Former FCC Chairman Tom Wheeler initially proposed the plan, which would have required cable companies to make their systems work with third-party devices, without the need for a CableCard, over a year ago. Doing so would have saved cable subscribers a few bucks a month promoting competition within the industry and loosening the iron grip on consumers that cable companies now enjoy.
Had it passed, cable company apps would have been required to run on any device operating with an iOS, Android or Windows OS, including Apple TV and Roku boxes. Unsurprisingly, cable companies like Comcast, COX and Time-Warner all heavily lobbied against the idea.

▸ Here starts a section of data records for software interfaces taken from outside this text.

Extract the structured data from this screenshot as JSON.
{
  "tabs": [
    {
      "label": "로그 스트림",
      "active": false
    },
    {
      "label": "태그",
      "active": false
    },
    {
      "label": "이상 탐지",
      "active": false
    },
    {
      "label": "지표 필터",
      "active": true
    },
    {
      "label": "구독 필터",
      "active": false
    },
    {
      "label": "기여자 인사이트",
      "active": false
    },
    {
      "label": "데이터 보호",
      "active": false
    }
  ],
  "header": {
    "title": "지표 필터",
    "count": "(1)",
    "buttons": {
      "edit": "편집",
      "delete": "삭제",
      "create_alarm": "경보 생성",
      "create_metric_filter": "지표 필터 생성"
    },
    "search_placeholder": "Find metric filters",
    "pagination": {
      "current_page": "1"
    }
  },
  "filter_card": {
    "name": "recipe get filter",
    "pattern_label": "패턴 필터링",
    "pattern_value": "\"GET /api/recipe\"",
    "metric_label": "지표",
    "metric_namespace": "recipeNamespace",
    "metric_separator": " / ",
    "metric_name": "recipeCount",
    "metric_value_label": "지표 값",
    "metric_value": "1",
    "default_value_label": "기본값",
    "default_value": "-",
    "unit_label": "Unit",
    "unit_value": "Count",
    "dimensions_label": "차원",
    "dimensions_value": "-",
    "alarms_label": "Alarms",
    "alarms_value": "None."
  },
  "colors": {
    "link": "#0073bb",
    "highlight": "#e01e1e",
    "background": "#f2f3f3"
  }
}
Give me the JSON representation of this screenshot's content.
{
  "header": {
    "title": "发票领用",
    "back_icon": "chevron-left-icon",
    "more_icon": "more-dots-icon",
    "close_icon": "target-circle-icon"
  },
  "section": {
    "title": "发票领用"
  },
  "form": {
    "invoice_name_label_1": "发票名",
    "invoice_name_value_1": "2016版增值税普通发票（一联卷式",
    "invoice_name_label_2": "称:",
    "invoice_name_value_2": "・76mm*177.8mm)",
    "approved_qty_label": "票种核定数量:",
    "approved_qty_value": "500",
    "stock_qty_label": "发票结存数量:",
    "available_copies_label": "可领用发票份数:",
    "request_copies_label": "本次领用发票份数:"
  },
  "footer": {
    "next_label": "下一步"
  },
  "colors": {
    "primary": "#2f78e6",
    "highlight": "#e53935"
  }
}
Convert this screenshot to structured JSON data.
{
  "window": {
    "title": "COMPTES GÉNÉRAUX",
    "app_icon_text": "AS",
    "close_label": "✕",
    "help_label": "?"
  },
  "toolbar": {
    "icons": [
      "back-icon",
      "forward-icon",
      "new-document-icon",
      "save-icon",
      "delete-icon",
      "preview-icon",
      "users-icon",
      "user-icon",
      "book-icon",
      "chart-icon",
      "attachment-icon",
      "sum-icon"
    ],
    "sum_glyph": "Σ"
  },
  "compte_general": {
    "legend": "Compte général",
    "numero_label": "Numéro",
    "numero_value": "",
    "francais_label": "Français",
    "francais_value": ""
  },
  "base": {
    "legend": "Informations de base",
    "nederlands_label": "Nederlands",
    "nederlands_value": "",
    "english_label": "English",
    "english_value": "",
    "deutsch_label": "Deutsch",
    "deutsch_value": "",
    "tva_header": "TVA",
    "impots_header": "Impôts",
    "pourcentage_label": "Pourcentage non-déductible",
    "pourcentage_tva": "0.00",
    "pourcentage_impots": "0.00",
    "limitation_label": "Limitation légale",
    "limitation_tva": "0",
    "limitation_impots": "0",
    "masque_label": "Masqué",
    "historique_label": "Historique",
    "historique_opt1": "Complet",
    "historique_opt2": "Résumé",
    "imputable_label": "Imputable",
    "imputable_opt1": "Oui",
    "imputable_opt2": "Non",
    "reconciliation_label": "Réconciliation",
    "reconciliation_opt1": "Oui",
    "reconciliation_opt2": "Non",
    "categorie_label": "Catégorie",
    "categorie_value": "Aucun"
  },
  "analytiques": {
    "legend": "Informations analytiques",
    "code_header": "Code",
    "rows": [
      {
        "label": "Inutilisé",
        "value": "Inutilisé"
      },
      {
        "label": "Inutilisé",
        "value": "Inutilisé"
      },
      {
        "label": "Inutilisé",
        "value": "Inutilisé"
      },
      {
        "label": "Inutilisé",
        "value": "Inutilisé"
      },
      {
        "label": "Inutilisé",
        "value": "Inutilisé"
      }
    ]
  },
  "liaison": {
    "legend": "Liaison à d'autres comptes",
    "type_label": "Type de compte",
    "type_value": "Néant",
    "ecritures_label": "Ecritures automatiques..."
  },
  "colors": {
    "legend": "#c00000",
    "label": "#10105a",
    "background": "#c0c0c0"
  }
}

On Wednesday 19 GOP lawmakers signed and delivered a letter to the newly-installed FCC Chairman, asking that he close the docket on the proposal's proceedings, which officially ends the debate on matter, killing the proposal outright. "We are writing to ask that you close the docket on the set-top box proceeding... and signal clearly to consumers, content producers, consumer electronics manufacturers, and video programming distributors that the Commission's consideration of the set-top box proposal is at an end," the letter reads.
But don't worry. The GOP lawmakers are certain that pay-tv companies -- the same ones that fought so stridently against this regulation and the loss of income that it would have entailed for them -- will be given "a clear sign that they can bring technological advances to set-top boxes and video delivery without fear that the Commission [will] overturn them by regulation" by this action. Don't hold your breath.